With Halley’s close help, and that of many friends and colleagues, that article was published today: How Do I (Not) Look: Live Feed Video and Viral Black Death.

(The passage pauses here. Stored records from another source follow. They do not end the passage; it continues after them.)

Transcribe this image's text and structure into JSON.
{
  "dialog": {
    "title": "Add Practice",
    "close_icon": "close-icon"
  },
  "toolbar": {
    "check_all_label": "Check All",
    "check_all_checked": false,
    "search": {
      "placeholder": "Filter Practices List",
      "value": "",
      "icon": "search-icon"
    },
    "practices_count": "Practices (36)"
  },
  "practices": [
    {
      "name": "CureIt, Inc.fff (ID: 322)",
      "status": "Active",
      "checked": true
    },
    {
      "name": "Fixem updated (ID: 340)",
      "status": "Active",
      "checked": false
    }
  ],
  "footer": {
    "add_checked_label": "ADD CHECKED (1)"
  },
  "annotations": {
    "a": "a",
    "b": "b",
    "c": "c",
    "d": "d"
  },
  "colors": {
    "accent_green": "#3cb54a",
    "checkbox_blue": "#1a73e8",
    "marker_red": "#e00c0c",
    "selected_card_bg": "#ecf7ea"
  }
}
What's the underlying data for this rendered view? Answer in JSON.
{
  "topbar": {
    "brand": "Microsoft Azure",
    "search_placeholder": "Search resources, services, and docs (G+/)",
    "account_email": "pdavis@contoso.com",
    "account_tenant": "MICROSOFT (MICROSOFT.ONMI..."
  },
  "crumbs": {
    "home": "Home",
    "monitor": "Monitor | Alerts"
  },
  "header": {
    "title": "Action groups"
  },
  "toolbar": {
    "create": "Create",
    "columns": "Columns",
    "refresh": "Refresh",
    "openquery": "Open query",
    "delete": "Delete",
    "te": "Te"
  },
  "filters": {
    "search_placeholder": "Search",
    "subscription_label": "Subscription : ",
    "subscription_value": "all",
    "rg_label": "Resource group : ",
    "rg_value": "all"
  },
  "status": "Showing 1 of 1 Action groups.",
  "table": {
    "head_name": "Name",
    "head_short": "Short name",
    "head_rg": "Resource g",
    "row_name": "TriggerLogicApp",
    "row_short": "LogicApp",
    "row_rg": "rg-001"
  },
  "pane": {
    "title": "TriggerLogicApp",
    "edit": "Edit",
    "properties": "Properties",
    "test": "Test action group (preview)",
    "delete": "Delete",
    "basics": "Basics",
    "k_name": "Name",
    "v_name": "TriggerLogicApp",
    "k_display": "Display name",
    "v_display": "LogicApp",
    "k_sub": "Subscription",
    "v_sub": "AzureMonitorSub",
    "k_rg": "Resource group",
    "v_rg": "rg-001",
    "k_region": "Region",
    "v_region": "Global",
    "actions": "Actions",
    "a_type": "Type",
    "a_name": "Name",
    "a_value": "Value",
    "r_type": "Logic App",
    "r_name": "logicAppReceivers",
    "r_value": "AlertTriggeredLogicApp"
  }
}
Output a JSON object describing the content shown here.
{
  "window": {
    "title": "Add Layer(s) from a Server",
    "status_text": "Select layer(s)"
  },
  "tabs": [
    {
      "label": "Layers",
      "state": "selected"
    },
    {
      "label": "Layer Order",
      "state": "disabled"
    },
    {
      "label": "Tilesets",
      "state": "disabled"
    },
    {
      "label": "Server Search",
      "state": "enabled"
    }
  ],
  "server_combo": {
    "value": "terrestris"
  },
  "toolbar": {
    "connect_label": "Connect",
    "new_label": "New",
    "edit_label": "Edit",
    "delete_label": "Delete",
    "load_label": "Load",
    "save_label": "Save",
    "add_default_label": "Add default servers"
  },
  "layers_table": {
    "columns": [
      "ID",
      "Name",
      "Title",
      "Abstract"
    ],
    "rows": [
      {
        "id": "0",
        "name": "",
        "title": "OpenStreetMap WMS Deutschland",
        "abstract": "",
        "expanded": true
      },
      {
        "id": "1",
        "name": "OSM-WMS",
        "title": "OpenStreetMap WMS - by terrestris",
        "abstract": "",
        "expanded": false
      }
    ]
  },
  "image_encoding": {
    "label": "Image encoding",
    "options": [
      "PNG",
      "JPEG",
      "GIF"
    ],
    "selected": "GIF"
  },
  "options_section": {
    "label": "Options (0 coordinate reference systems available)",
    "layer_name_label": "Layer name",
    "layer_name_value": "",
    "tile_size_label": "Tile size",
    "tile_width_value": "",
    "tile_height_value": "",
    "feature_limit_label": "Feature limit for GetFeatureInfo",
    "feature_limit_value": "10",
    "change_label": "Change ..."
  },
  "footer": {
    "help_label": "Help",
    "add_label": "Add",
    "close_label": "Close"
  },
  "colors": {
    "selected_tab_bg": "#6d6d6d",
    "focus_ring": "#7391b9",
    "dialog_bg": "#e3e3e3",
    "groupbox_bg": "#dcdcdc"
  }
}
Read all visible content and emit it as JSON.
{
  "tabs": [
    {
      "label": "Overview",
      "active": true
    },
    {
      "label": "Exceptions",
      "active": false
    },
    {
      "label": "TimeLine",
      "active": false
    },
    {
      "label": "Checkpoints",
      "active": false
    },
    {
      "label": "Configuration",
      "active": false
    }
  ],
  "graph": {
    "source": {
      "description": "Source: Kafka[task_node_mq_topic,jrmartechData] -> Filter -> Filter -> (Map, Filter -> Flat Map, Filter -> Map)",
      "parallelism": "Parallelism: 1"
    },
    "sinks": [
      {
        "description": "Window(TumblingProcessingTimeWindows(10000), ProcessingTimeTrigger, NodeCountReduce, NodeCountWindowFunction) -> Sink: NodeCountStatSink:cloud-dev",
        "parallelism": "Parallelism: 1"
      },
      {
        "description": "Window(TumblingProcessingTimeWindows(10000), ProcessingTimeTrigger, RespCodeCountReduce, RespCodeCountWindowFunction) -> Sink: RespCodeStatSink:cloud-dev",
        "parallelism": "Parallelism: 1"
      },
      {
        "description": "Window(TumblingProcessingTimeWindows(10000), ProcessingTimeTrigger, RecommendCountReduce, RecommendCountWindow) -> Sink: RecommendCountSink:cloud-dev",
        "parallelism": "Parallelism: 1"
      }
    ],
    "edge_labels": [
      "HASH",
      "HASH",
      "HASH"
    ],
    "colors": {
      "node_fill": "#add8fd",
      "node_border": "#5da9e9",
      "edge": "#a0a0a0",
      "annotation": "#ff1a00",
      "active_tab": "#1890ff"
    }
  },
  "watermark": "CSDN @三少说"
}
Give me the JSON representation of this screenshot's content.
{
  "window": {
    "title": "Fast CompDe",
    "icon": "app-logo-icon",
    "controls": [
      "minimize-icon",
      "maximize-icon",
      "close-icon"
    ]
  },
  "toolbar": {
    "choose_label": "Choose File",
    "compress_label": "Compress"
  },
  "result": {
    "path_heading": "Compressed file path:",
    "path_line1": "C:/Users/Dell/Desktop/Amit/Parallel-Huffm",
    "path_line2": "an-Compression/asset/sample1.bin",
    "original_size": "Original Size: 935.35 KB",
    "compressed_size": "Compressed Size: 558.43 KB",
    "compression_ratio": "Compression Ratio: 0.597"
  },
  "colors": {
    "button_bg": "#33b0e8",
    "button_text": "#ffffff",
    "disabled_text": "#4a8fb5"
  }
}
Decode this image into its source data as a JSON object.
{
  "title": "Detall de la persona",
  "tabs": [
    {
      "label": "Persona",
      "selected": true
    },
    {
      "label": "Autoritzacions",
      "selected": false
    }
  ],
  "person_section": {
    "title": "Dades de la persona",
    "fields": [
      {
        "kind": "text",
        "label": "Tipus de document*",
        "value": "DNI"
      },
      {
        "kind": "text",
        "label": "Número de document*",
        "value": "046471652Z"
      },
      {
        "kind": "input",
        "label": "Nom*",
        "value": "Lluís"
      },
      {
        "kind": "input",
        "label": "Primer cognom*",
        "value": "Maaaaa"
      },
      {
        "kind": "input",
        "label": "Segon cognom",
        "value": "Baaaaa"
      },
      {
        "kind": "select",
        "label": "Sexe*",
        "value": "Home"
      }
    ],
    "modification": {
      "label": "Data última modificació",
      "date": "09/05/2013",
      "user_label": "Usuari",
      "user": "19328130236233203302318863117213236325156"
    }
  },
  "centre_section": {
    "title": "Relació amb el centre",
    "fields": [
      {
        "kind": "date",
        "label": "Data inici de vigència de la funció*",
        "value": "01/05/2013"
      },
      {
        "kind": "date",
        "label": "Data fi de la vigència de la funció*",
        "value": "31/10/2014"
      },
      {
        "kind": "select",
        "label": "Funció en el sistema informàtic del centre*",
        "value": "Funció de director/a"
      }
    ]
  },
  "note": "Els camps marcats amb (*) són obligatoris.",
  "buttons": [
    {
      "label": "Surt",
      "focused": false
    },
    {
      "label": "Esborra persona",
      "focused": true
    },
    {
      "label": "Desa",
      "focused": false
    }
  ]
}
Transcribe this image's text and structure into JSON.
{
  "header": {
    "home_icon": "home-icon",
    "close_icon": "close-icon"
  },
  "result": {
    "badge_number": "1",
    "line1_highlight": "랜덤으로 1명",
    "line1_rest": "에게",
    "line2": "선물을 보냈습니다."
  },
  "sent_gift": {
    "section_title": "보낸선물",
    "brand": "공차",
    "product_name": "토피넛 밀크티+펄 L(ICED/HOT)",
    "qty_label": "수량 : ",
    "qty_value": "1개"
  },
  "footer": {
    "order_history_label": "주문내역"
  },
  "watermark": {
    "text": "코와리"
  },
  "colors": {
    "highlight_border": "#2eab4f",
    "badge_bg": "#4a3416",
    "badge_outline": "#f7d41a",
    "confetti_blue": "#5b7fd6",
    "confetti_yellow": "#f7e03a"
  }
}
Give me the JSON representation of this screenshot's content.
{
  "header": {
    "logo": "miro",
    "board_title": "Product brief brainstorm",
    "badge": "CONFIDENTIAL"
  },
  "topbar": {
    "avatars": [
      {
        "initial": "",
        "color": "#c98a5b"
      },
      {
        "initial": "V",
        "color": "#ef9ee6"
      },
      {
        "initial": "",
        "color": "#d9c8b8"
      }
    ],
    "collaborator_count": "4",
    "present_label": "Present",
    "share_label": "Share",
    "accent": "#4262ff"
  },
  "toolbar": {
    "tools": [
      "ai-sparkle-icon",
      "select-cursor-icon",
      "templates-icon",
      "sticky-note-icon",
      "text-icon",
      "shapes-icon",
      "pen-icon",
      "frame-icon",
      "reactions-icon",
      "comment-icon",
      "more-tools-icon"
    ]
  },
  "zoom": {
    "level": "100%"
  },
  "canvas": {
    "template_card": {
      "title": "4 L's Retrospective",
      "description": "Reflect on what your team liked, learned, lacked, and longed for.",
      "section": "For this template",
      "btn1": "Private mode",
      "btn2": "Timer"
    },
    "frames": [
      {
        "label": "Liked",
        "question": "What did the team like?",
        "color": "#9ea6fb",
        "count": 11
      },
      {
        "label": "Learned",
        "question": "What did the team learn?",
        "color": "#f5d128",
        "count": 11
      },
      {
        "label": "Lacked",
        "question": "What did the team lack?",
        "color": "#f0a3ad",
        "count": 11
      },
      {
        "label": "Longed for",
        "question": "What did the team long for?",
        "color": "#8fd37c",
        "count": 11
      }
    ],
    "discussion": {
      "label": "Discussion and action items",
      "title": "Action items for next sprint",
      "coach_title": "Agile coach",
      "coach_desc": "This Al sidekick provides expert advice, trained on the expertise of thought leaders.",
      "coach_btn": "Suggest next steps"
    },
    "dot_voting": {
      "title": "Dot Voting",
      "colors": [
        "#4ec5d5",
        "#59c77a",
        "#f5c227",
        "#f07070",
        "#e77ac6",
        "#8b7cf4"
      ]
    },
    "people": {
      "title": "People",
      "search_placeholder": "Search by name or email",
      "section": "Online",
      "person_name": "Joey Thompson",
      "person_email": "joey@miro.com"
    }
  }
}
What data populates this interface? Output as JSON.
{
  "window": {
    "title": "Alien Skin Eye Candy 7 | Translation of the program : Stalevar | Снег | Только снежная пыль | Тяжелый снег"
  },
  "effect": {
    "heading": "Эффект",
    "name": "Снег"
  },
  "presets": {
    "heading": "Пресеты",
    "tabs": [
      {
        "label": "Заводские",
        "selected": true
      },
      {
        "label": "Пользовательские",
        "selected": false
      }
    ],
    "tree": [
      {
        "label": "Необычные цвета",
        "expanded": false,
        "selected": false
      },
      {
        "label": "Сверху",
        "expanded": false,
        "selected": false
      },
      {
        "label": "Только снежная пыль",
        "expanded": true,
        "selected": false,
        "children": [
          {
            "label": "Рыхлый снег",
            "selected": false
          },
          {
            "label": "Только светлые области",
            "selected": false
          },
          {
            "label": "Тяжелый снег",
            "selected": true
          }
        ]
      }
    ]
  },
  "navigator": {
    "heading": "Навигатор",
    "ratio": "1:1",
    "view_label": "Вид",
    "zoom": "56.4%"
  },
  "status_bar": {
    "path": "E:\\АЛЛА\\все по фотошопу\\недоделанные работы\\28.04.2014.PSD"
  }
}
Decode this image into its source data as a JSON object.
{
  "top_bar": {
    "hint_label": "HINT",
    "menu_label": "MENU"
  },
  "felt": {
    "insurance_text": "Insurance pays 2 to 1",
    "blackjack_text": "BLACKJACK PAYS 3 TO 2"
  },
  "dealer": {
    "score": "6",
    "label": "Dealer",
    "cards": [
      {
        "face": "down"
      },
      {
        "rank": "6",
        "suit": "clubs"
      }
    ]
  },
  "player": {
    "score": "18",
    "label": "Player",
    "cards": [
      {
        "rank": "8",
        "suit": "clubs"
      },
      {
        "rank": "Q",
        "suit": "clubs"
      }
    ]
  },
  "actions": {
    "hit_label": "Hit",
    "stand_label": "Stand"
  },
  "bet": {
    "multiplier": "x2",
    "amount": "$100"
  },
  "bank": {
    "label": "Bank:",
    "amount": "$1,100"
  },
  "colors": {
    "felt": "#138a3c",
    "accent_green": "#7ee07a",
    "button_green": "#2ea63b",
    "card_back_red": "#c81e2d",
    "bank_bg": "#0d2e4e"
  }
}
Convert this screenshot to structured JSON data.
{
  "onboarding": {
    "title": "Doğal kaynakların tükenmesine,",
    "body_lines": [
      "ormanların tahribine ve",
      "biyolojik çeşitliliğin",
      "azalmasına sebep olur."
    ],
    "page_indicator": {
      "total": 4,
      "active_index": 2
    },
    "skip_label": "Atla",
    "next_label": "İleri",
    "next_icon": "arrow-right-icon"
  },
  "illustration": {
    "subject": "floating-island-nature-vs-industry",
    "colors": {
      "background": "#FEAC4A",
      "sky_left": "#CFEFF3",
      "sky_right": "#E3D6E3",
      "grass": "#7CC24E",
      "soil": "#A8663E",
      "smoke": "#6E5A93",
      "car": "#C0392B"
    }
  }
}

My writing, and thinking, occurred in conversation, actual and in my head, with a great many friends and scholars who I’d like to point to here, in no particular order and most likely forgetting some, less for reasons of intellectual property and more to name that my/our understanding of momentous social, technological, personal mayhem and change occurs in communities of care and practice and thought: Natalie Bookchin, Gabrielle Foreman, Robert Reid-Pharr, Cheryl Dunye, Kemi Ilenanmi, Alisa Lebow, Jenny Terry, Roopali Mukherjee, Marta Zarzycka, Jen Malkowski, Lisa Cartwright, Marita Sturken, Nick Mirzoeff, Patty Zimmermann, Sam Gregory,  Deirdre Boyle, Safiya Noble, LaCharles Ward, Ellen Scott, bell hooks, Paola Bacchetta, Tina Campt,  Inderpal Grewal,  Caren Kaplan, Minoo Moallem, Susan Sontag, Henry Jenkins, Sherri Williams, Jodi Dean, Michael Gillespie, Stephen Winter, Theodore Kerr and Diamond Reynolds.

I write in honor of Reynold’s work and in the name of our shared witnessing of the death of Philando Castile and so many others.

I am sure my friends and colleagues above will not agree with all of my thoughts on this volatile and horrible matter, nor would I want them to, but I do hope they will understand how critical their voices (and long term work on issues of violence, visibility, video and racial injustice) have been for me during this time.